Seminary President Ousted for Performing Daughter’s Gay Wedding
The New Brunswick Theological Seminary has ousted its president and reprimanded him for officiating at his gay daughter’s wedding. The school’s board of trustees said the Rev. Norman Kansfield, 64, performed the ceremony in Massachusetts. “We decided that the president had put the seminary in an awkward position by performing that ceremony without giving us the benefit of offering sufficient counsel,” the Rev. Larry Williams Sr., a member speaking on the board’s behalf, told The Star-Ledger of Newark for Friday’s newspapers. “It could have hurt the school if it divided people in our student body, if it divided our faculty, if it divided other people who support us.” In a letter sent shortly before the June 19 wedding of his daughter, Anne, Kansfield informed the board of his decision to officiate, and said he wasn’t seeking its permission. The board voted Jan. 28 not to renew Kansfield’s contract.
Kansfield said he had not done anything to hurt his denomination, the Reformed Church of America. “People presume I have been on a crusade,” he said. “In point of fact, I’m a conservative theologian. I would not do anything that goes against the church.”
The Reformed Church’s roots date to Dutch settlers who arrived in America 400 years ago. It is one of the more conservative denominations in the National Council of Churches. Unlike its fellow mainline Protestant churches — such as Episcopalians and Methodists –the church has not had high-profile controversies over gay rights. But the denomination’s national office in Grand Rapids, Mich., said formal complaints have been filed against Kansfield, who expects to be brought up on charges in June at the church’s General Synod in Schenectady, N.Y.
A New Jersey gay rights group blasted the action as “sickening and completely out of step” with the attitudes of many New Jerseyans.
Andrew Sullivan (who has apparently abandoned his book project, as he’s blogging as much as ever) is somehow shocked by this. (Glenn Reynolds, though, is amused by Sully’s formulation of the headline.)

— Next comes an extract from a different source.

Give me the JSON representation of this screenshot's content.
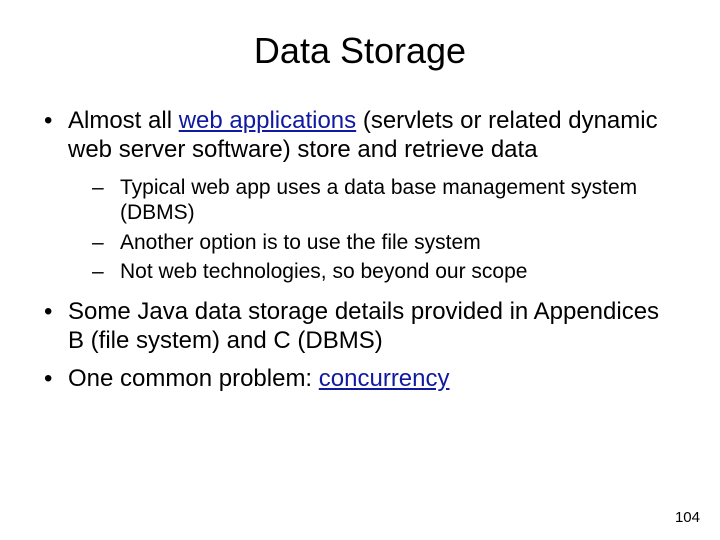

The Reformed Church may well be “completely out of step” with the population at large. Of course, a theological seminary doesn’t operate based on majority rule. A church, let alone its training institutes, is not in the business of popularity but of promulgating a set of values. Kansfield claims, “I would not do anything that goes against the church.” That’s obviously untrue. To the extent that his love for his daughter overrides the values that he was supposed to be teaching, I can hardly fault him. But nor can I fault the seminary from firing him.
If Richard Myers converted this morning to the Quaker faith and decided that he could no longer countenance war, I would wish him well. I would, however, expect him to be forthwith ousted as Chairman of the Joint Chiefs were he not to resign.